:: Instructions to follow ::
Filter the entries for lines with the word "JSON".

:: Records shown ::
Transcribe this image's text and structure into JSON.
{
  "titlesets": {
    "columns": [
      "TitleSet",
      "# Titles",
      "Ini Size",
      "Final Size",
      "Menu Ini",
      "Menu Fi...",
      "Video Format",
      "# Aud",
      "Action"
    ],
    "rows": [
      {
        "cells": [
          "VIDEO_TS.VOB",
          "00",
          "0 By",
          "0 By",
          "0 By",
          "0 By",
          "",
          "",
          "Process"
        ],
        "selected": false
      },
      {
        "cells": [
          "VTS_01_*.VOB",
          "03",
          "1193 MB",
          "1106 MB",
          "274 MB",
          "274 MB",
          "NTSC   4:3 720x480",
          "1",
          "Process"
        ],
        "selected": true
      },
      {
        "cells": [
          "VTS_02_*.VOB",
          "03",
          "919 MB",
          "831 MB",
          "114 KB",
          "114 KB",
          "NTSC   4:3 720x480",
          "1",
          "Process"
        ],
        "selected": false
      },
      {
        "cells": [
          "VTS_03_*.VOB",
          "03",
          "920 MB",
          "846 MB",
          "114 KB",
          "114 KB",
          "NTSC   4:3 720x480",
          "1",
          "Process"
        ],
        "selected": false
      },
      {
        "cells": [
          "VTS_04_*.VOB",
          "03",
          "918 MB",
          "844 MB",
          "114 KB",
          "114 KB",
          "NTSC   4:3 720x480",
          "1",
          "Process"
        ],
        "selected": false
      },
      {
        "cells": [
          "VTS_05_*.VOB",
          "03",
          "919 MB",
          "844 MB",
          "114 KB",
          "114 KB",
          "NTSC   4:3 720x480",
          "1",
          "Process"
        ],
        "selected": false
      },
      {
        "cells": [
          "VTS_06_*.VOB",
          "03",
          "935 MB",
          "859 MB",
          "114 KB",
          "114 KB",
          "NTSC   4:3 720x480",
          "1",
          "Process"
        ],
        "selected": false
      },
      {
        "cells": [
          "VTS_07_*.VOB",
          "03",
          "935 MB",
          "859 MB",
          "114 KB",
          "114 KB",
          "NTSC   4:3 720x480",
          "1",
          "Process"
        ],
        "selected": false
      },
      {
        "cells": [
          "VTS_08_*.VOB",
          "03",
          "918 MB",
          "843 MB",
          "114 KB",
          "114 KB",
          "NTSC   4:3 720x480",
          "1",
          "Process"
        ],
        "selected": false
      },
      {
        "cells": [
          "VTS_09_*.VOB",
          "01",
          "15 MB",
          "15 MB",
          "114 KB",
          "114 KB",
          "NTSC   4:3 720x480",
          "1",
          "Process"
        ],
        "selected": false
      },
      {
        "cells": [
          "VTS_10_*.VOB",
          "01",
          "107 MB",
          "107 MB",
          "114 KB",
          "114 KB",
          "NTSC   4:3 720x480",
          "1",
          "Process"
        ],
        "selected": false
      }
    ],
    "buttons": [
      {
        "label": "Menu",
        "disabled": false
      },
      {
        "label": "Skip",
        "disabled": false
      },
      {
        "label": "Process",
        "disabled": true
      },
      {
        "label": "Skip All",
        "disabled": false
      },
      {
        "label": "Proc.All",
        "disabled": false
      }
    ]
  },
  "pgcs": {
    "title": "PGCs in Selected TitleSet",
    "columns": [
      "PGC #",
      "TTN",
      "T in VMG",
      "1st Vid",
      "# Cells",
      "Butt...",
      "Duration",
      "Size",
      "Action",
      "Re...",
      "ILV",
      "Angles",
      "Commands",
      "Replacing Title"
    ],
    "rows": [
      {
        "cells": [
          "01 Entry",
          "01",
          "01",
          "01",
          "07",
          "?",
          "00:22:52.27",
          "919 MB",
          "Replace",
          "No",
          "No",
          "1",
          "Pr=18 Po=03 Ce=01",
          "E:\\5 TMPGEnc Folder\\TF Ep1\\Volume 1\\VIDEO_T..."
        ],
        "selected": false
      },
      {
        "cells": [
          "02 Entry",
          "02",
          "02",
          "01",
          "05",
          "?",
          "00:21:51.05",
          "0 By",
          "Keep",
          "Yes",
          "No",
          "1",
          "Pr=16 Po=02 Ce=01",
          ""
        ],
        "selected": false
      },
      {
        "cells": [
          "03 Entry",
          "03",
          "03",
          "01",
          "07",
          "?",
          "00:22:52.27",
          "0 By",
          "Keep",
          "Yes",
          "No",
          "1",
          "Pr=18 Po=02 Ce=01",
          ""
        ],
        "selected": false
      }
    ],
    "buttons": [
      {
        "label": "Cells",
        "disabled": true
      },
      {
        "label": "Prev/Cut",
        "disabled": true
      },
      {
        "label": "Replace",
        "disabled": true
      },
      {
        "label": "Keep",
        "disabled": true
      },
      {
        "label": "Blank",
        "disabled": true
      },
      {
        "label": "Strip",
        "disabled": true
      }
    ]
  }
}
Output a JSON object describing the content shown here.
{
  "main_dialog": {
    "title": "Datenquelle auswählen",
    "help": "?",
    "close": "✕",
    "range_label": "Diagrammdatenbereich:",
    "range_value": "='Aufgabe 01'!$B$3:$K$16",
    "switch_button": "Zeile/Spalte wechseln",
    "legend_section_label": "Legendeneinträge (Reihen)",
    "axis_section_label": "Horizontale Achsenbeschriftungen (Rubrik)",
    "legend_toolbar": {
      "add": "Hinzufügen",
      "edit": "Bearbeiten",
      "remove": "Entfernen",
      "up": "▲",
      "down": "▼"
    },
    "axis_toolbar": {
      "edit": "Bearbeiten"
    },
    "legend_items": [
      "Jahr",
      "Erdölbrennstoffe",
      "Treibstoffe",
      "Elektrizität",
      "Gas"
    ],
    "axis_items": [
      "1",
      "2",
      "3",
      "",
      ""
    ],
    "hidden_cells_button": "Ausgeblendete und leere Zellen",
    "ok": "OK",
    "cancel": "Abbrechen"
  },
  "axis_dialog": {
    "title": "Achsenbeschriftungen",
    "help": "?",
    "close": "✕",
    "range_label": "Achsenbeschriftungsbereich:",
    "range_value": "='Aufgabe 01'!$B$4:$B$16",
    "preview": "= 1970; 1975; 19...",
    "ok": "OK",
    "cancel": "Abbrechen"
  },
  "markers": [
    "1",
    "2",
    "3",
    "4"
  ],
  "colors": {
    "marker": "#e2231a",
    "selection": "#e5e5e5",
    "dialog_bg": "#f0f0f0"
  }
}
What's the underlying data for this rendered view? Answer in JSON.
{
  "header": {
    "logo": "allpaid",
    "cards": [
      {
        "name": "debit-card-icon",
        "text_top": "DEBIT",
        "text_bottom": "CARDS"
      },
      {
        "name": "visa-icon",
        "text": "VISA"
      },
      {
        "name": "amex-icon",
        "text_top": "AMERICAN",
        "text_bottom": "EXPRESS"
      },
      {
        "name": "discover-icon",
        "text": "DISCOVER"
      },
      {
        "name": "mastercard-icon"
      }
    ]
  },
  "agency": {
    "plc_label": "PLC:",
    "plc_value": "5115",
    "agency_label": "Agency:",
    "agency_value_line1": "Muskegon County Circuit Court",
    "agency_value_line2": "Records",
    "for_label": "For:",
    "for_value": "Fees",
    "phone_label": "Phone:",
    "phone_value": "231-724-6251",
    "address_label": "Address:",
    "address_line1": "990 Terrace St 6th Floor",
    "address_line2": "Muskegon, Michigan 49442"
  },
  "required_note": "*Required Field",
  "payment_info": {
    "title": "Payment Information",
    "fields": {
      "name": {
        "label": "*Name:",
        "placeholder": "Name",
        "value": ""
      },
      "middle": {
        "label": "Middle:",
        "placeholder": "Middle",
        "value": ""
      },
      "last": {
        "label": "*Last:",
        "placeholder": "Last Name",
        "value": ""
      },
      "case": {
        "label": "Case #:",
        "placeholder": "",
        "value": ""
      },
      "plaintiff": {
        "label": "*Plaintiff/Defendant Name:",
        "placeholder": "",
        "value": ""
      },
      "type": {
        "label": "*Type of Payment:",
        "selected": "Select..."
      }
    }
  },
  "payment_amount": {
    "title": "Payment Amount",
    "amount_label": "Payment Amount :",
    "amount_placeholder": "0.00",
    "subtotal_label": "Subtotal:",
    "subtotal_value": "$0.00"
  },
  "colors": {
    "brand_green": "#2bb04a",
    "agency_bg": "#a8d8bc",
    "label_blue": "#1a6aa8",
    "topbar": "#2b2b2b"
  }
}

:: Worked solution ::
Transcribe this image's text and structure into JSON.
Output a JSON object describing the content shown here.
What's the underlying data for this rendered view? Answer in JSON.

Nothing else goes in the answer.